- Replaces using cables between your computers, (or network) and your display device (projectors or others)
- Works with individual computers or direct to network
- Supports computer free Powerpoint presentations
- Can stream video (smoothly)
- Allows your computer to run at a different resolution than the display device, or you can have (one button), the InFocus LiteShow III reset your computer's display to match
- Almost all software (including "extras" already loaded on Token (usb thumb drive)
- You can present from a computer using the USB token, without installing the software from the token (great when in a hurry getting a new "presenter" up on the screen
- Lag times exist for normal use of the LiteShow III, but when fast video is needed, you can directly stream to the LiteShow III
- LiteShow III can interface with a computer with Token in USB drive, even without having to install the software - perfect when in a hurry
Specs for the InFocus LiteShow III
Click for the full, pdf LiteShow III user manual.
- MSRP: $299
- Wireless XGA resolution supports multiple resolutions including WXGA
- With / Without password protection (admin controlled)
- Can display up to four computer sources at once
- Able to stream video (and audio): Supports these and more: MPEG1/2, DivX(3.4.5), XviD(MPEG4), H.264, WMV9, MP3, WMA
- Easy setup (USB thumb drive into PC or Mac)
- Weight: 8.1 ounces (229 grams)
- Dimensions: 5.3" x 5.5" x 1.3" (excluding attennas)
InFocus LiteShow III Projector Special Features
Display 4 Sources at a Time
OK, true, I never tried four at once, but I did install the software on two computers, and had no trouble putting up two images side by side, using half the screen (total). It seems It is quadrant based, I couldn't hook up two and have each with half the screen. Still, it works as intended, besides, two only, would not be an efficient use of the "desktop" space, but no, you can't have one occupy, say, 75% of the screen and another 15 or 25%.
Standard Network or Wireless
Your call! You can just plug your network into the back of the LiteShow 3, or approach it wirelessly from any computer with wifi. We do not run a hard wire network here, so we only worked with the LiteShow 3, talking to it wirelessly from some laptops.
If you wish to transfer audio as well as video to your display, there's an extra step or two of setup There is a software driver you need to download and add to the provided USB thumbdrive, that has the standard driver. This is the only extra hassle I encountered, and a minor one at that. You will find a stereo mini audio out jack on the back of the LiteShow III device.
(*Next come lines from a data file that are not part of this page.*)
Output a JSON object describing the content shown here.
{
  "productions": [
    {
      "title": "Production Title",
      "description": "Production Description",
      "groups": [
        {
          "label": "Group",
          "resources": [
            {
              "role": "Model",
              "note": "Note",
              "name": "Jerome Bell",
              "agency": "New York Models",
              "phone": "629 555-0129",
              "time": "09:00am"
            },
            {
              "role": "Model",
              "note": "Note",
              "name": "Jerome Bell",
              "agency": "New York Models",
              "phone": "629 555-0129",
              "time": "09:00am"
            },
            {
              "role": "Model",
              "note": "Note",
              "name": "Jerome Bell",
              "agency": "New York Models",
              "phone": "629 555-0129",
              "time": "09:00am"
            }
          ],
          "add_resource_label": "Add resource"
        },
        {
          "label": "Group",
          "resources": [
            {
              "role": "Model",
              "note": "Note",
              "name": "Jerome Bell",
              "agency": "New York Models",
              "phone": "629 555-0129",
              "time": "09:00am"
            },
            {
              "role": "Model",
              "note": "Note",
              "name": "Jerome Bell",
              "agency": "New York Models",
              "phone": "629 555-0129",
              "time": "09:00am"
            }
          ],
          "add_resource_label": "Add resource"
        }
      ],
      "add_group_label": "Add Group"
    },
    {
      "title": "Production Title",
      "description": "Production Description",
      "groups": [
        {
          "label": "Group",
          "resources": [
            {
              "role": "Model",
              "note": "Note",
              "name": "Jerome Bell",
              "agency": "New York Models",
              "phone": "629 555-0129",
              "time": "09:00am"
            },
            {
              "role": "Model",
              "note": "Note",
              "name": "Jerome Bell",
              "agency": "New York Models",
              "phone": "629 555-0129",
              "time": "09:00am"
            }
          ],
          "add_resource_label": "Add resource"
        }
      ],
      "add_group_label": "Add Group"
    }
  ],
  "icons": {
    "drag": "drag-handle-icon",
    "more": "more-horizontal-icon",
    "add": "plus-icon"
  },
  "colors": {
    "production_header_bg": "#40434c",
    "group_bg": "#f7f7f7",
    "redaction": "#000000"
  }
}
LiteShow III Documentation
Whether you refer to this InFocus network adapter as the LiteShow III, or LiteShow 3, the documentation is really good. There are a whole bunch of functions we didn't get to test, but I was truly impressed that in almost all of those seemed very well documented, and easy to understand.
Auto Wifi Detect and Connection Profiles
Wifi detect - not a surprise, but like your laptop, look and it will tell you what wireless networks are available, so you can select the right one. If you are typically working with only one display (such as a projector in a board room or classroom), you can set up a profile of how you want them to work (resolution, etc.).You can save multiple connection profiles as well, if you typically work with several different, but known display devices.
Resize or Not: LiteShow III Sources
My two laptops support 1440x900 and 1280x800 as their respective native modes. Since the LiteShow III is primarily an XGA device, you can let the LiteShow tell your computer to switch to XGA so what is on your display (via LiteShow) is exactly the same as your computer screen.
Or, since that rearranges my desktop, etc. I prefer not to. No problem, you choices are: a) automatically match the computer display to the LiteShow, b) keep your computer in native resolution, or c) have the LiteShow ask you each time.
Custom Start Up Screen
Just as many projectors allow you to put in a custom start up screen (or one that shows when there's no source), so does the InFocus LiteShow 3. Great for your company logo, or a timely announcement (Welcome to the Infocomm Show) , or whatever floats your boat.